— DIRECTIONS —
Among the entries below, find the lines with the word "value" and copy them.

— RECORDS SHOWN —

□ □ □ □ □ □ □

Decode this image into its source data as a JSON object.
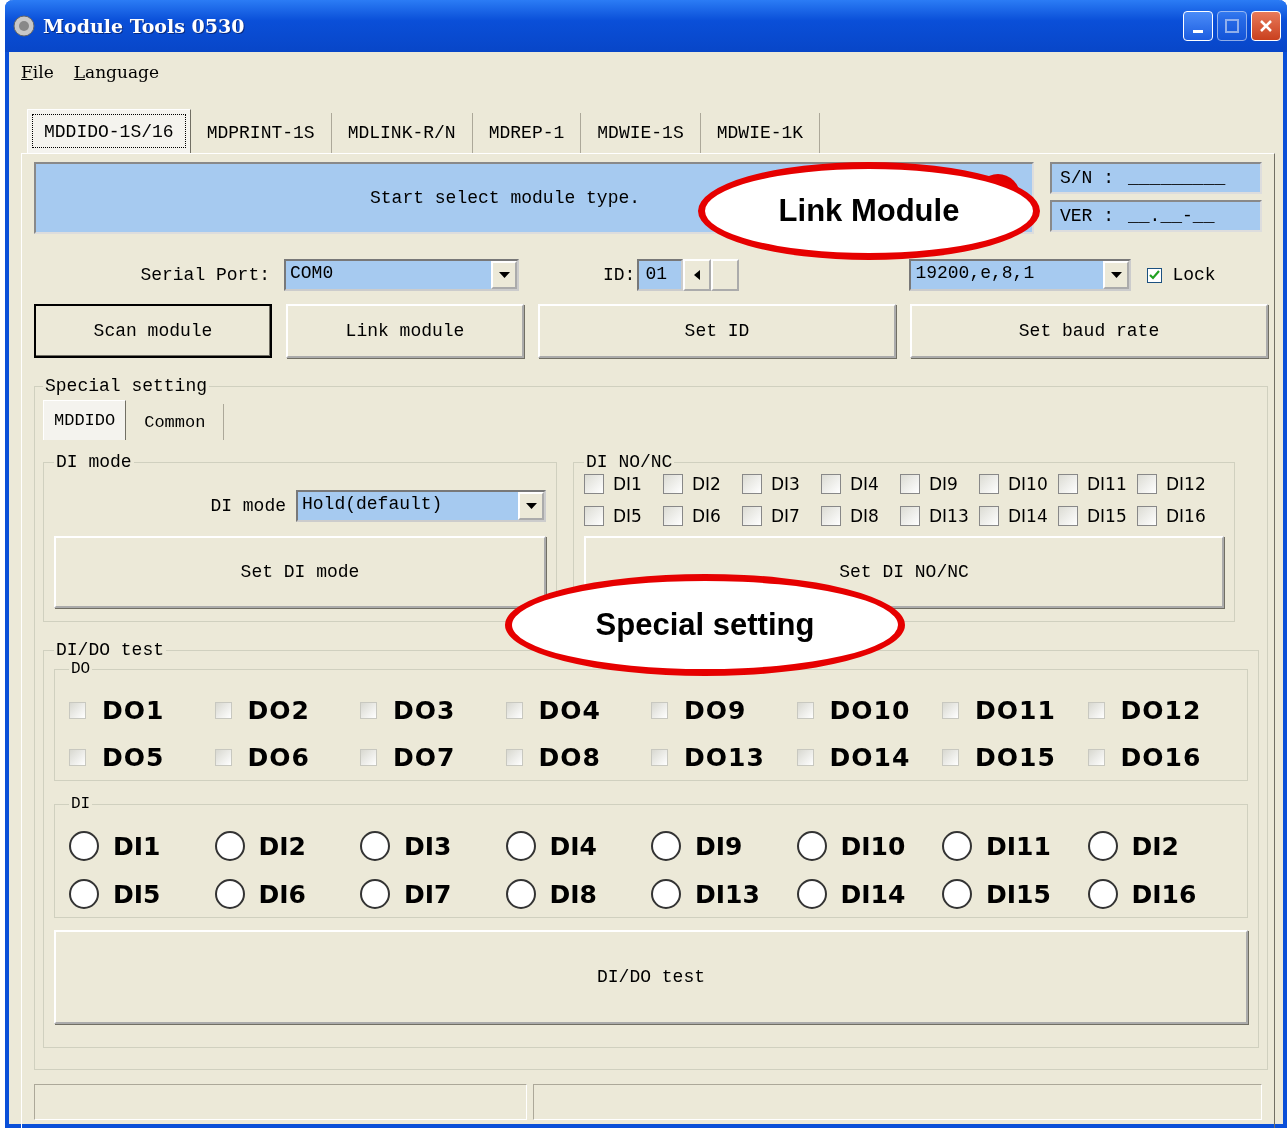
{
  "window": {
    "title": "Module Tools 0530"
  },
  "menu": [
    {
      "label": "File"
    },
    {
      "label": "Language"
    }
  ],
  "tabs": [
    {
      "label": "MDDIDO-1S/16",
      "selected": true
    },
    {
      "label": "MDPRINT-1S",
      "selected": false
    },
    {
      "label": "MDLINK-R/N",
      "selected": false
    },
    {
      "label": "MDREP-1",
      "selected": false
    },
    {
      "label": "MDWIE-1S",
      "selected": false
    },
    {
      "label": "MDWIE-1K",
      "selected": false
    }
  ],
  "status_message": "Start select module type.",
  "info": [
    {
      "label": "S/N :",
      "value": "_________"
    },
    {
      "label": "VER :",
      "value": "__.__-__"
    }
  ],
  "serial_port": {
    "label": "Serial Port:",
    "value": "COM0"
  },
  "id": {
    "label": "ID:",
    "value": "01"
  },
  "baud": {
    "value": "19200,e,8,1"
  },
  "lock": {
    "label": "Lock",
    "checked": true
  },
  "buttons": [
    {
      "label": "Scan module",
      "default": true
    },
    {
      "label": "Link module",
      "default": false
    },
    {
      "label": "Set ID",
      "default": false
    },
    {
      "label": "Set baud rate",
      "default": false
    }
  ],
  "special_setting": {
    "title": "Special setting",
    "tabs": [
      {
        "label": "MDDIDO",
        "selected": true
      },
      {
        "label": "Common",
        "selected": false
      }
    ],
    "di_mode": {
      "title": "DI mode",
      "label": "DI mode",
      "value": "Hold(default)",
      "button": "Set DI mode"
    },
    "di_nonc": {
      "title": "DI NO/NC",
      "items": [
        {
          "label": "DI1",
          "checked": false
        },
        {
          "label": "DI2",
          "checked": false
        },
        {
          "label": "DI3",
          "checked": false
        },
        {
          "label": "DI4",
          "checked": false
        },
        {
          "label": "DI9",
          "checked": false
        },
        {
          "label": "DI10",
          "checked": false
        },
        {
          "label": "DI11",
          "checked": false
        },
        {
          "label": "DI12",
          "checked": false
        },
        {
          "label": "DI5",
          "checked": false
        },
        {
          "label": "DI6",
          "checked": false
        },
        {
          "label": "DI7",
          "checked": false
        },
        {
          "label": "DI8",
          "checked": false
        },
        {
          "label": "DI13",
          "checked": false
        },
        {
          "label": "DI14",
          "checked": false
        },
        {
          "label": "DI15",
          "checked": false
        },
        {
          "label": "DI16",
          "checked": false
        }
      ],
      "button": "Set DI NO/NC"
    },
    "dido_test": {
      "title": "DI/DO test",
      "do": {
        "title": "DO",
        "items": [
          {
            "label": "DO1",
            "checked": false
          },
          {
            "label": "DO2",
            "checked": false
          },
          {
            "label": "DO3",
            "checked": false
          },
          {
            "label": "DO4",
            "checked": false
          },
          {
            "label": "DO9",
            "checked": false
          },
          {
            "label": "DO10",
            "checked": false
          },
          {
            "label": "DO11",
            "checked": false
          },
          {
            "label": "DO12",
            "checked": false
          },
          {
            "label": "DO5",
            "checked": false
          },
          {
            "label": "DO6",
            "checked": false
          },
          {
            "label": "DO7",
            "checked": false
          },
          {
            "label": "DO8",
            "checked": false
          },
          {
            "label": "DO13",
            "checked": false
          },
          {
            "label": "DO14",
            "checked": false
          },
          {
            "label": "DO15",
            "checked": false
          },
          {
            "label": "DO16",
            "checked": false
          }
        ]
      },
      "di": {
        "title": "DI",
        "items": [
          {
            "label": "DI1",
            "selected": false
          },
          {
            "label": "DI2",
            "selected": false
          },
          {
            "label": "DI3",
            "selected": false
          },
          {
            "label": "DI4",
            "selected": false
          },
          {
            "label": "DI9",
            "selected": false
          },
          {
            "label": "DI10",
            "selected": false
          },
          {
            "label": "DI11",
            "selected": false
          },
          {
            "label": "DI2",
            "selected": false
          },
          {
            "label": "DI5",
            "selected": false
          },
          {
            "label": "DI6",
            "selected": false
          },
          {
            "label": "DI7",
            "selected": false
          },
          {
            "label": "DI8",
            "selected": false
          },
          {
            "label": "DI13",
            "selected": false
          },
          {
            "label": "DI14",
            "selected": false
          },
          {
            "label": "DI15",
            "selected": false
          },
          {
            "label": "DI16",
            "selected": false
          }
        ]
      },
      "button": "DI/DO test"
    }
  },
  "callouts": [
    {
      "text": "Link Module"
    },
    {
      "text": "Special setting"
    }
  ]
}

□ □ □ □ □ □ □

— EXERCISE OUTPUT —
      "value": "_________"
      "value": "__.__-__"
    "value": "COM0"
    "value": "01"
    "value": "19200,e,8,1"
      "value": "Hold(default)",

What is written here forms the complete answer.